The angelfish is a beloved creature among aquarium enthusiasts, known for its grace and beauty. With its long, flowing fins and vibrant colors, it is no wonder that these fish have captivated the hearts of many. But there is more to the angelfish than just its appearance. This article will take a deep dive into the history, personality, characteristics, care, and common health problems of these magnificent creatures. It will also explore their appearance, coat and color, diet and nutrition, lifespan, and cost. By the end of this article, you will have a comprehensive understanding of everything there is to know about the angelfish.
The angelfish, also known as the Pterophyllum, is a genus of freshwater fish that is native to the Amazon River basin in South America. The angelfish is a member of the cichlid family, which is known for its wide variety of colors and patterns. There are three species of angelfish, the Pterophyllum scalare, Pterophyllum eimekei, and Pterophyllum leopoldi, all of which are found in the wild. The most common species found in aquariums is the Pterophyllum scalare.
The angelfish has a long history as an aquarium fish. It was first imported to Europe in the early 1800s, and quickly became a popular choice among fish keepers. The angelfish's popularity continued to grow throughout the 20th century, and today, it is one of the most commonly kept aquarium fish in the world.
The angelfish is known for its peaceful and docile nature. They are a shoaling fish, which means that they prefer to be in groups, and they get along well with other species of fish. However, they can be aggressive towards other angelfish, especially when it comes to breeding. They are also known to be curious and playful, which makes them a joy to watch in the aquarium.
The angelfish is a unique and interesting creature. It has a tall, elongated body with a pointed head and a long, flowing dorsal fin.
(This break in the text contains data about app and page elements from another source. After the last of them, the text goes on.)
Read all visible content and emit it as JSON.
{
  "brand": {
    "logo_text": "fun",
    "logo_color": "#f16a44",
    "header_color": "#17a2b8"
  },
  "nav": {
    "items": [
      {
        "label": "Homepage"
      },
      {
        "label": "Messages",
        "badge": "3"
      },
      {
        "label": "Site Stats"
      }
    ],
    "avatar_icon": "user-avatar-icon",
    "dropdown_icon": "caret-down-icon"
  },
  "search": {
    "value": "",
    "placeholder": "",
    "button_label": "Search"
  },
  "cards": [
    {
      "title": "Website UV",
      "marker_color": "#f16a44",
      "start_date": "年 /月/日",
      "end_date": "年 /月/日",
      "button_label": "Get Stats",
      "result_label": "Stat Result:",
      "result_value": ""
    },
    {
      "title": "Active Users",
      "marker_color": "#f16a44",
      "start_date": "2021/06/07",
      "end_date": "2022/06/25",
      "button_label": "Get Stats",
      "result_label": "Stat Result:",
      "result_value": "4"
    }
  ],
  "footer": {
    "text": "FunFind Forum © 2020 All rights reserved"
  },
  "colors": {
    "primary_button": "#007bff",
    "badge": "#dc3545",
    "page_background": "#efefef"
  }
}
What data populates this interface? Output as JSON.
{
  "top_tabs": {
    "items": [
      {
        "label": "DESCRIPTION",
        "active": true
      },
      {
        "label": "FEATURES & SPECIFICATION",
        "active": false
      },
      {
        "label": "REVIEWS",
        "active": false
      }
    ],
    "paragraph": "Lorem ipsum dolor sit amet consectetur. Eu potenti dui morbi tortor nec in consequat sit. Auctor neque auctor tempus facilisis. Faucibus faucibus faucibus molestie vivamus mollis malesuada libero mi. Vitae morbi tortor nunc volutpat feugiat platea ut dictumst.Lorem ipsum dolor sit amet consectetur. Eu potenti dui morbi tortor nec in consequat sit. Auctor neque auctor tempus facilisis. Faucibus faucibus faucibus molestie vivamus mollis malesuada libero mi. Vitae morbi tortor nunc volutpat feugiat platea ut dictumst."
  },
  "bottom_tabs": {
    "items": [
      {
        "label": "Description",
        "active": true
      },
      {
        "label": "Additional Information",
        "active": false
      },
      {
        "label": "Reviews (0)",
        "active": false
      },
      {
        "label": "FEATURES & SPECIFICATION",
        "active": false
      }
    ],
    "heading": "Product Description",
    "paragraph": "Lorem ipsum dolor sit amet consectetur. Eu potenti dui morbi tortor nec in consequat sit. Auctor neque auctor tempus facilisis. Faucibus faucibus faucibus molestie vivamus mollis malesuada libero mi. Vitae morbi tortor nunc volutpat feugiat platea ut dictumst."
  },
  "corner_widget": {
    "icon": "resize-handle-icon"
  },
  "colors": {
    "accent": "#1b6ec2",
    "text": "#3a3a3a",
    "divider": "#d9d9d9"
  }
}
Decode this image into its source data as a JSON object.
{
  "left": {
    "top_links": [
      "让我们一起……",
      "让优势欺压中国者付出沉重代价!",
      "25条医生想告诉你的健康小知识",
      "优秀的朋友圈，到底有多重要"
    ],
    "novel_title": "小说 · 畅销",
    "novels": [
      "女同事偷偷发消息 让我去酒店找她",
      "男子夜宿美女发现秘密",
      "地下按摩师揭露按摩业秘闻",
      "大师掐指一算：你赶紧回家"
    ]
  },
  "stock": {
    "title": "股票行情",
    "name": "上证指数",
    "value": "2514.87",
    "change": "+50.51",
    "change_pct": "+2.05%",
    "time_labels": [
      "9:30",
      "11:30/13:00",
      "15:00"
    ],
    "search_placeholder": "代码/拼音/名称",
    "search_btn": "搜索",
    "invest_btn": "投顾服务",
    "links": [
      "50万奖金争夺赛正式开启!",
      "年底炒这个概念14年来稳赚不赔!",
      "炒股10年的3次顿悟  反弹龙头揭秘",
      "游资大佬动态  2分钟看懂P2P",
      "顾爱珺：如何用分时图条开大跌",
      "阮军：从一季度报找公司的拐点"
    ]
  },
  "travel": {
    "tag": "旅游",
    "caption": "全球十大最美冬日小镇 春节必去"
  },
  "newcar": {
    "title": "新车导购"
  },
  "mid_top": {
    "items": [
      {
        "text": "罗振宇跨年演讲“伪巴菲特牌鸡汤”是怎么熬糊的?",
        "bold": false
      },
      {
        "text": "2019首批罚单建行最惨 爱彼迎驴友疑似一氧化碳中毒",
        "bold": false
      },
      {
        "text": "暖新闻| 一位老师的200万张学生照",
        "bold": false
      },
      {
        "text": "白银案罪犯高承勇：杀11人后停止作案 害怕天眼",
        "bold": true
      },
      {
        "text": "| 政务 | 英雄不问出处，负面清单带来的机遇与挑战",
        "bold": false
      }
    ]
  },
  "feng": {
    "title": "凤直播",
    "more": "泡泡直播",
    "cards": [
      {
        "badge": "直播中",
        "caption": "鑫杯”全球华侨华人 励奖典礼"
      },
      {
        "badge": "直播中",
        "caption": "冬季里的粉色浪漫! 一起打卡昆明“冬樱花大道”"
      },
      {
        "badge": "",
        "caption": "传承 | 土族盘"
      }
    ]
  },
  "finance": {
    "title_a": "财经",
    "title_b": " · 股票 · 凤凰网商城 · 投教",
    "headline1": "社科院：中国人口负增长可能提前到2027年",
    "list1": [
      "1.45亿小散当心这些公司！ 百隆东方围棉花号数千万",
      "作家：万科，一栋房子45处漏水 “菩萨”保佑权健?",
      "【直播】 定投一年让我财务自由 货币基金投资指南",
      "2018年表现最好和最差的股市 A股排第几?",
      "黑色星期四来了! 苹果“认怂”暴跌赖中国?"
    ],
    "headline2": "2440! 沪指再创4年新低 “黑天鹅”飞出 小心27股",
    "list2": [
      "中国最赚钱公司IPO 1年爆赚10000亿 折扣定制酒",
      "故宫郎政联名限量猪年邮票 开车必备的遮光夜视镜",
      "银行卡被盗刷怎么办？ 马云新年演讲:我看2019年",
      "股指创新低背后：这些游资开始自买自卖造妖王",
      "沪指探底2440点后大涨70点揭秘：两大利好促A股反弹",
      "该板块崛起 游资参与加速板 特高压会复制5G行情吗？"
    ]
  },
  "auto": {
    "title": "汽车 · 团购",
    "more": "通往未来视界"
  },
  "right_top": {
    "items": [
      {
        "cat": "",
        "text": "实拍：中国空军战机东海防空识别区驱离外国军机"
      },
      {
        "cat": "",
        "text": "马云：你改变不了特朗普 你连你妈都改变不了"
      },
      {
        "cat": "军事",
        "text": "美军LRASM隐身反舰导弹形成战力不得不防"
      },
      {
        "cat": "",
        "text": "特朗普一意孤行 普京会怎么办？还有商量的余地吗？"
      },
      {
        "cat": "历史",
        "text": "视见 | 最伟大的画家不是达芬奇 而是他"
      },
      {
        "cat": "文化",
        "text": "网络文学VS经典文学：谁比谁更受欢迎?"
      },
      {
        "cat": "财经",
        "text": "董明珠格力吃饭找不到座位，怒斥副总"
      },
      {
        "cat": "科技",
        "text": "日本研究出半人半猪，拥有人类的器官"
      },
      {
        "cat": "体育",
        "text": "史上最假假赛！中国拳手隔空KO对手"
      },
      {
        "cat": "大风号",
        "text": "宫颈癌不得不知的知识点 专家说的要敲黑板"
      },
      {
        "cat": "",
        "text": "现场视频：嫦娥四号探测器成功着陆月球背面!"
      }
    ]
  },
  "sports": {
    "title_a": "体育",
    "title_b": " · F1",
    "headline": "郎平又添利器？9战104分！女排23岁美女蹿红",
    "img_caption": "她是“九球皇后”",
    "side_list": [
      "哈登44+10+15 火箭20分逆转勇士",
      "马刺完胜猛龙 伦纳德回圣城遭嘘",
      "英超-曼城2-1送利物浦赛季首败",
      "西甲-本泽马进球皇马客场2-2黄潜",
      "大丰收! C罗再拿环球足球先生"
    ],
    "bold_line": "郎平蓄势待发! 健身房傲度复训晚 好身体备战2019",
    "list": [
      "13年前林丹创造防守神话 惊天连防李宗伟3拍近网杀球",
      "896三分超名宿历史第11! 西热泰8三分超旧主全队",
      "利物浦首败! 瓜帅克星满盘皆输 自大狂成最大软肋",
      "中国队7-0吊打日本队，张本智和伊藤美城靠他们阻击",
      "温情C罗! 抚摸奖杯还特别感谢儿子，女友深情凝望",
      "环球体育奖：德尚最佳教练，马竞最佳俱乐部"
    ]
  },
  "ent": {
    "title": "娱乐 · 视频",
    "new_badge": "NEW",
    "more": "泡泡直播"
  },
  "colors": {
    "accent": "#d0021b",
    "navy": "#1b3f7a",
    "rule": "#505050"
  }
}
The angelfish's fins are its most striking feature, with the dorsal fin being the longest. The angelfish also has a unique swim bladder, which allows it to swim both forwards and backwards. They are able to change their color depending on their mood and surroundings.
The angelfish is a relatively easy fish to care for, but it does require a few specific requirements to thrive. They prefer a pH level of 6.0-7.0, and a water temperature of 72-82 degrees Fahrenheit. They also require plenty of swimming space, so a tank of at least 30 gallons is recommended. They should be fed a diet of high-quality flake food, as well as live or frozen food such as brine shrimp or bloodworms.
Common Health Problems
The angelfish is a hardy fish, but it can be prone to a few common health problems. The most common issue is a bacterial infection, which can be caused by poor water quality or a weakened immune system. Other common problems include fin rot, which is caused by bacteria and can lead to the loss of fins, and Ich, which is a parasitic infection that can cause white spots on the fish's skin.
The angelfish is a stunning creature with a variety of colors and patterns. The most common coloration is silver with black vertical stripes, but they can also be found in gold, white, and even black. The angelfish can also have variations in the pattern and intensity of their stripes, and some individuals may even have a "marble" pattern of different colors on their body. The angelfish's fins can also vary in color, with some individuals having clear fins while others may have a yellow or orange tint.
Coat and Color
The angelfish's coat is smooth and shiny, and its coloration can vary depending on the species and individual fish. The most common coloration is silver with black vertical stripes, but they can also be found in gold, white, and even black. The angelfish's fins can also vary in color, with some individuals having clear fins while others may have a yellow or orange tint.
Diet and Nutrition
The angelfish is an omnivore and requires a varied diet to stay healthy. They should be fed a diet of high-quality flake food, as well as live or frozen food such as brine shrimp or bloodworms. They should also be given a variety of fruits and vegetables, such as lettuce, spinach, and peas. It's important to provide a balanced diet for your angelfish to prevent nutritional deficiencies.
How long do they live?
The angelfish has a lifespan of about 5-10 years in captivity. With proper care and a healthy diet, they can live even longer.
How much do they cost?
The cost of an angelfish can vary depending on the species, size, and coloration. A standard silver angelfish can cost anywhere from $5 to $15, while a rarer or more exotic coloration can cost upwards of $30 or more.
The angelfish is a fascinating and beautiful creature that is beloved by aquarium enthusiasts around the world. With its peaceful nature, vibrant colors, and unique characteristics, it is no wonder that they have captivated the hearts of so many. With proper care and a healthy diet, the angelfish can thrive in captivity for many years. Whether you're a seasoned fish keeper or just starting out, the angelfish is a wonderful addition to any aquarium.